Since 2017, the Beijing municipal government launched a series of demolition campaigns to remove migrant workers from the suburbs, where suburban reconstruction and the real estate market have been taking place. These removal campaigns resulted in massive eviction and displacement of migrant communities. In the language of suburban developmentalism, these migrant workers are now seen as “low-end population”. Because of the evictions, some of the interviewees and potential casts were unable to complete their stories and could not participate in The Childbirth Chronicle. Confronted with the reality of ongoing dispossession of home and home-life being violently disrupted by Neo-liberal development, Mulan Center members nevertheless insisted on their commitment to collective endeavor by creatively organizing people, places, and resources. In these moments where livable time and space of rural migrant population are left vulnerable to the extraction and colonization of speculative capitalism, collective endeavors such as the Childbirth Chronicle should be understood as an on-going oral history project that rewrites capitalism’s single story.
The migrant women who took part in this creative project worked in different sectors of service and manufacturing industries in Beijing, ranging from domestic works and restaurants, to retail work at supermarkets and assembly lines workers. In the process of creating the performance, they commuted from different districts of the suburb so that they may come together every weekend in a rented house near Dongshage. Some women brought along their children because their working husbands were unavailable. The rehearsal location now became a space for collective reproductive care. Their devotion to the project and each other is evident by their willingness to show up after a demanding work week. With scarce resources and a tight budget, they handmade all the stage props. The women also cooked and shared food with one another, every time they met for rehearsal. Their persistence and combined effort at mutual care and community-building reproduce and show us a different way of relating to time – a non-capitalist time, and a different way of relating to one another – an alternative mode of living amidst the ongoing neoliberal crisis and precarity.
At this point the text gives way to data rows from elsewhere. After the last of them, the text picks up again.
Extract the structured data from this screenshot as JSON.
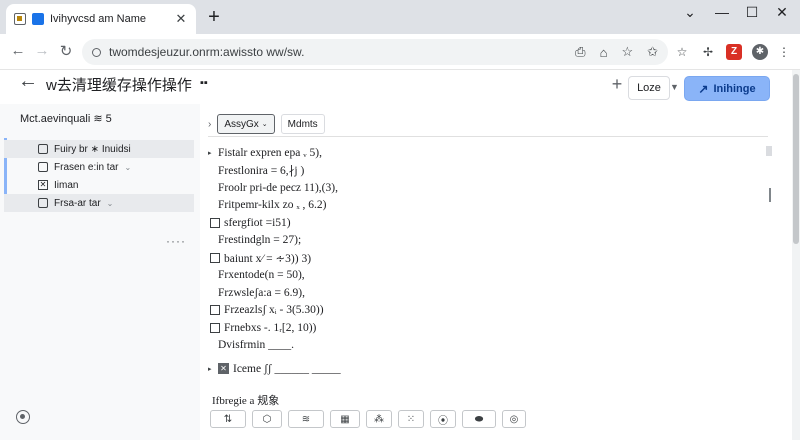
{
  "browser": {
    "tab_title": "Ivihyvcsd am Name",
    "new_tab_label": "+",
    "controls": {
      "minimize": "—",
      "maximize": "☐",
      "close": "✕",
      "chevron": "⌄"
    },
    "url": "twomdesjeuzur.onrm:awissto ww/sw."
  },
  "header": {
    "title": "w去清理缓存操作操作",
    "title_badge": "▪▪",
    "add_label": "+",
    "lozenge_label": "Loze",
    "primary_label": "Inihinge"
  },
  "sidebar": {
    "heading": "Mct.aevinquali ≋ 5",
    "items": [
      {
        "label": "Fuiry br ∗ Inuidsi",
        "checked": false
      },
      {
        "label": "Frasen e:in tar",
        "checked": false,
        "dropdown": "⌄"
      },
      {
        "label": "Iiman",
        "checked": true
      },
      {
        "label": "Frsa-ar tar",
        "checked": false,
        "dropdown": "⌄"
      }
    ],
    "more": "····"
  },
  "main": {
    "tabs": [
      {
        "label": "AssyGx",
        "dropdown": "⌄"
      },
      {
        "label": "Mdmts"
      }
    ],
    "lines": [
      {
        "text": "Fistalr expren epa ᵥ 5),",
        "prefix": "arrow"
      },
      {
        "text": "Frestlonira = 6,∤j )",
        "prefix": "none"
      },
      {
        "text": "Froolr pri-de pecz 11),(3),",
        "prefix": "none"
      },
      {
        "text": "Fritpemr-kilx zo  ₓ , 6.2)",
        "prefix": "none"
      },
      {
        "text": "sfergfiot =i51)",
        "prefix": "box"
      },
      {
        "text": "Frestindgln = 27);",
        "prefix": "none"
      },
      {
        "text": "baiunt x⁄ = ∻3)) 3)",
        "prefix": "box"
      },
      {
        "text": "Frxentode(n = 50),",
        "prefix": "none"
      },
      {
        "text": "Frzwsleʃa:a = 6.9),",
        "prefix": "none"
      },
      {
        "text": "Frzeazlsʃ xᵢ - 3(5.30))",
        "prefix": "box"
      },
      {
        "text": "Frnebxs -. 1ᵣ[2, 10))",
        "prefix": "box"
      },
      {
        "text": "Dvisfrmin ____.",
        "prefix": "none"
      },
      {
        "text": "Iceme ʃʃ ______ _____",
        "prefix": "boxsel"
      }
    ],
    "section_label": "Ifbregie a 规象",
    "icon_buttons": [
      "⇅",
      "⬡",
      "≋",
      "▦",
      "⁂",
      "⁙",
      "⦿",
      "⬬",
      "◎"
    ]
  }
}
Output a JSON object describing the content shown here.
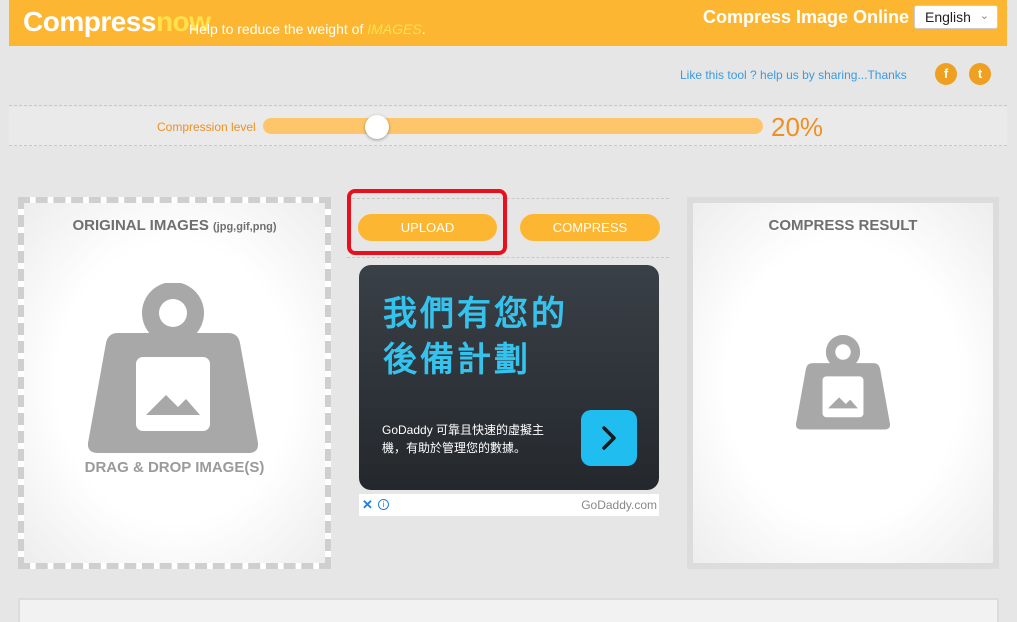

Anzi Dong is a second-year PhD student in Gender Studies at Arizona State University. She investigates the dynamics between globalization, biopolitics, and the dispossession of migrant workers in the post-socialist China. Her current research centers on the social reproduction and collective activism of Chinese migrant women.